Legislation to build on current law has been introduced in the form of S. 1360 (113th Congress), the Improper Payments Agency Cooperation Enhancement Act of 2014. The bill would require more coordination between federal benefits programs on data related to deceased beneficiaries. CBO found that the bill would not significantly increase spending.


Fiscal Notes:

“Simplifying the corporate tax code by eliminating the myriad of loopholes, deductions, and credits will simplify tax compliance and lower the overall tax related burden for U.S. companies. At the same time, it will allow us to lower the overall corporate tax rate without reducing the revenues to the U.S. Treasury.” (Job Creation - Innovation)

“Modifying our system for H1B visas to allow high achievers to stay in America will only increase innovation and job creation potential.” (Job Creation - Innovation)

“I support a Constitutional amendment to limit Congressional service to 12 years and pledge to serve no longer than 12 years if elected.

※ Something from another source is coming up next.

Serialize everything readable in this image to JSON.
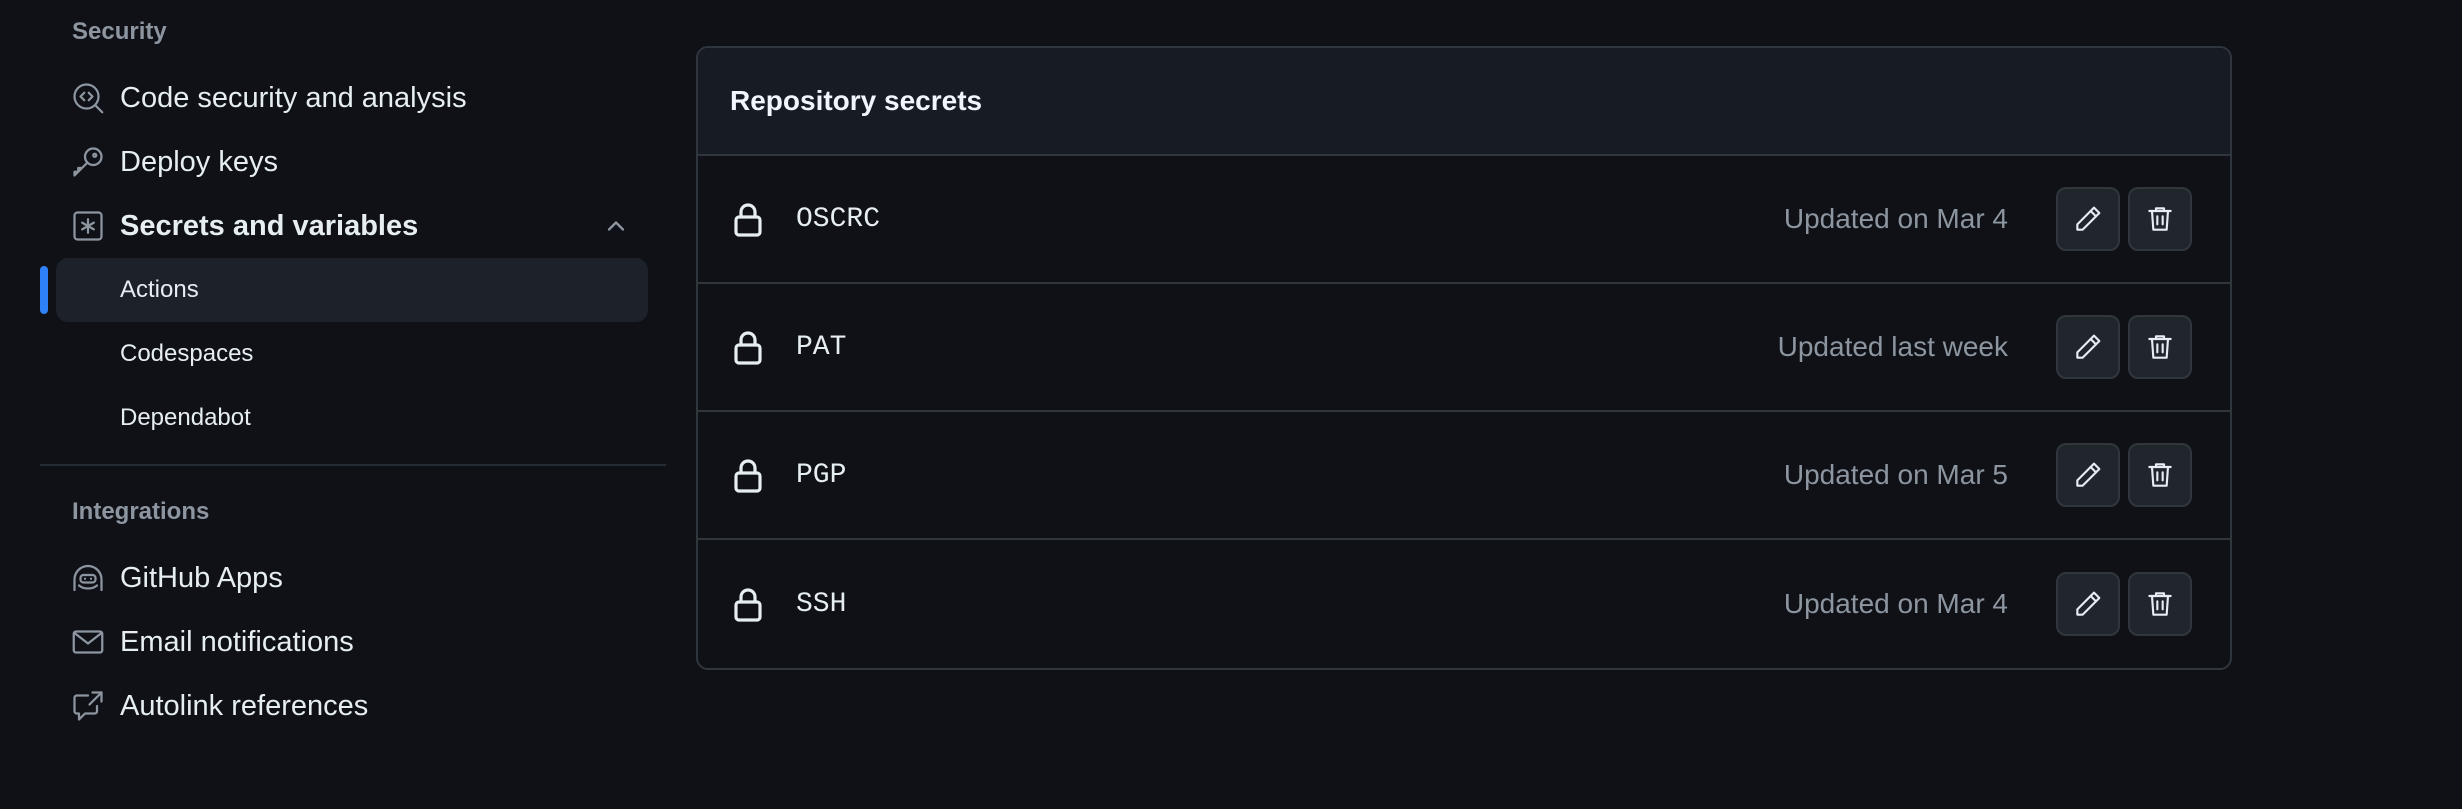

Serving in Congress should not be a career.” (Term Limits)

“Mr. Orman’s four-point plan, titled ‘The Orman Plan for Congressional Reform,” includes detailed provisions for … banning lobbying by former members of Congress … .”

“For people who are younger [than 55 right now], and in particularly for people who earn more money, I believe it makes sense to say that we ultimately should get our Social Security checks a little later.” (28:05)

“We need to bring a new level of performance and accountability to federal bureaucracies. While federal employees who are falling short should be given the opportunity to improve their job performance, employees who consistently under perform should be let go.” (Accountability)

Note: The Office of Personnel Management operates a performance management policy to improve “organizational effectiveness in the accomplishment of agency mission and goals.” It is unclear what specific changes Mr. Orman would support or whether or not federal spending would change. He has not indicated that positions left vacant by those not meeting the higher standards would remain unfilled or if new hiring would occur.

“We should also move to a territorial tax system, which would eliminate the incentive for companies to relocate overseas or otherwise become foreign companies. It would also allow a number of U.S. companies to bring profits they earn overseas back to the United States and invest it here to create new jobs and opportunities for Americans.” (Taxes)